Summary of Roth v. United States and Alberts v. California
354 U.S. 476, 77 S.Ct. 1304 (1957)
Facts: Samuel Roth was charged with violating a federal statute making it a crime to send pornographic or obscene materials through the mail. He had gotten in trouble and been convicted for advertising and selling a magazine called American Aphrodite, which contained literary erotica and nude pictures, but ended up being acquitted on the charge that the photographs were obscene. David Alberts was indicted and convicted under California's obscenity law for publishing pictures of nude and scantily-clad women. His works had no claim to literary aspirations. On appeal of their convictions to the Supreme Court, Justice Brennan, who had just arrived there nine months previously, consolidated their cases in the Warren Court's landmark ruling and opinion.
Questions: Is obscenity utterance/included within the area of protected speech and press? Are these actions excludable from the full protection of guaranties because they encroach upon the limited area of more important interests? When and where is the line between sex and obscenity drawn? How far and on what terms should the state and federal government have power to punish individuals for disseminating books, magazines, or other materials considered to be undesirable because of their nature of supposed deleterious effect upon human conduct?
Ruling: The court ruled 6-3 in Roth and 7-2 in Alberts.
Opinion of the Court (Brennan): Roth had already been convicted on 4 counts of a 26-count indictment charging him with mailing obscene circulars advertising, and an obscene book, in violation of the federal obscenity statute. “The federal obscenity statute does not itself contain as express definition of obscenity.

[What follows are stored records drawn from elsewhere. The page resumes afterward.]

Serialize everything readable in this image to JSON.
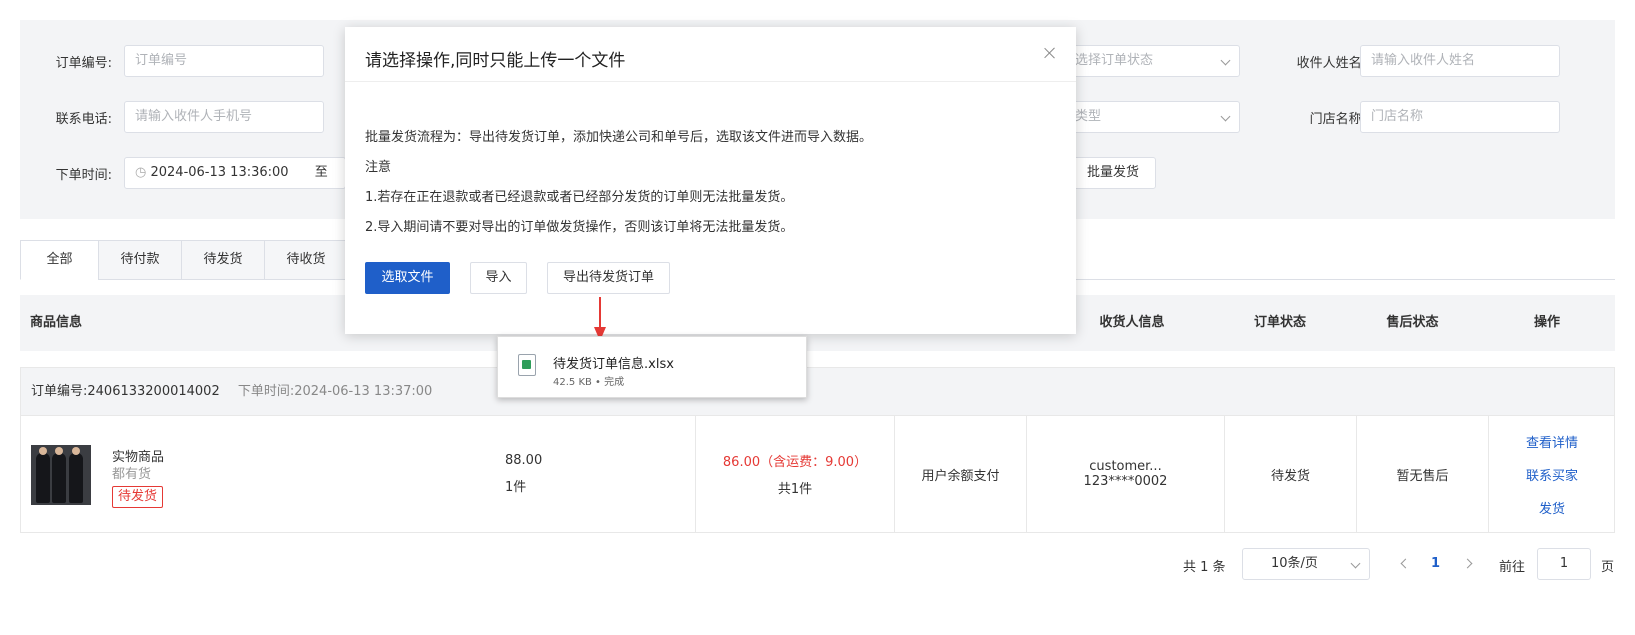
{
  "filters": {
    "order_no_label": "订单编号:",
    "order_no_placeholder": "订单编号",
    "phone_label": "联系电话:",
    "phone_placeholder": "请输入收件人手机号",
    "time_label": "下单时间:",
    "time_value": "2024-06-13 13:36:00",
    "time_sep": "至",
    "status_placeholder_partial": "选择订单状态",
    "type_placeholder_partial": "类型",
    "receiver_label": "收件人姓名:",
    "receiver_placeholder": "请输入收件人姓名",
    "store_label": "门店名称:",
    "store_placeholder": "门店名称",
    "batch_btn": "批量发货"
  },
  "tabs": [
    "全部",
    "待付款",
    "待发货",
    "待收货"
  ],
  "table": {
    "headers": {
      "product": "商品信息",
      "receiver": "收货人信息",
      "order_status": "订单状态",
      "after_sale": "售后状态",
      "actions": "操作"
    },
    "order": {
      "order_no": "订单编号:2406133200014002",
      "order_time": "下单时间:2024-06-13 13:37:00",
      "product_name": "实物商品",
      "product_stock": "都有货",
      "product_tag": "待发货",
      "price": "88.00",
      "qty": "1件",
      "total": "86.00（含运费：9.00）",
      "total_count": "共1件",
      "pay_method": "用户余额支付",
      "customer": "customer...",
      "customer_phone": "123****0002",
      "order_status": "待发货",
      "after_sale": "暂无售后",
      "actions": [
        "查看详情",
        "联系买家",
        "发货"
      ]
    }
  },
  "pagination": {
    "total": "共 1 条",
    "page_size": "10条/页",
    "current": "1",
    "goto_label": "前往",
    "goto_value": "1",
    "page_suffix": "页"
  },
  "modal": {
    "title": "请选择操作,同时只能上传一个文件",
    "process": "批量发货流程为：导出待发货订单，添加快递公司和单号后，选取该文件进而导入数据。",
    "note_title": "注意",
    "note_1": "1.若存在正在退款或者已经退款或者已经部分发货的订单则无法批量发货。",
    "note_2": "2.导入期间请不要对导出的订单做发货操作，否则该订单将无法批量发货。",
    "btn_select": "选取文件",
    "btn_import": "导入",
    "btn_export": "导出待发货订单"
  },
  "download": {
    "file_name": "待发货订单信息.xlsx",
    "file_meta": "42.5 KB • 完成"
  },
  "colors": {
    "primary": "#1f5fc9",
    "danger": "#e53935"
  }
}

However, in the landmark case of Miller V. California, 413 U.S. 15 (1973), the Supreme Court established a test/definition of obscenity that is now implicitly incorporated into the federal statute: (a) whether “the average person, applying contemporary community standards” would find the work, taken as a whole, appeals to the prurient interest; (b) whether the work depicts or describes, in a patently offensive way, sexual conduct specifically defined by the applicable state or federal law; and (c) whether the work, taken as a whole, lacks serious literary, artistic, political, or scientific value.-
Alberts was convicted under a misdemeanor complaint that charged him with lewdly keeping for sale obscene and indecent books, and with writing, composing and publishing an obscene advertisement of them, in violation of the California Penal Code. Both of these convictions were confirmed.
Sex and obscenity are not synonymous and it is the court's duty to set landmarks in order to control obscenity while still keeping in mind the guaranties of the first amendment.
Concurring Opinion (Warren): The line between pornographic and sexual is hard to distinguish; it is not a precise science. Present laws depend mainly on the reaction of the recipients of this sexually oriented information or whatever it may be. However, one has to keep something in mind, the conduct of the defendant is the central issue, not the obscenity of a book or picture. The nature of the materials is, of course, relevant as an attribute of the defendant’s conduct, but the materials are thus placed in context from which they draw color and character.
Concurring in part and dissenting in part opinion (Harlan): Concurring in the case of Alberts v People of California, this distribution of obscene materials in this case is not protected by rights guarantied in the first amendment because they served to deprave and corrupts the reader. Dissenting in the case of Roth v. United States, the domain of sexual morality is pre-eminently a matter of state concern and this court should not interfere with state legislation calculated to protect that morality.
Dissenting opinion (Douglas and Black): The First Amendment, its prohibition in terms absolute, was designed to preclude courts as well as legislatures from weighing the values of speech against silence. The First Amendment puts free speech in the preferred position.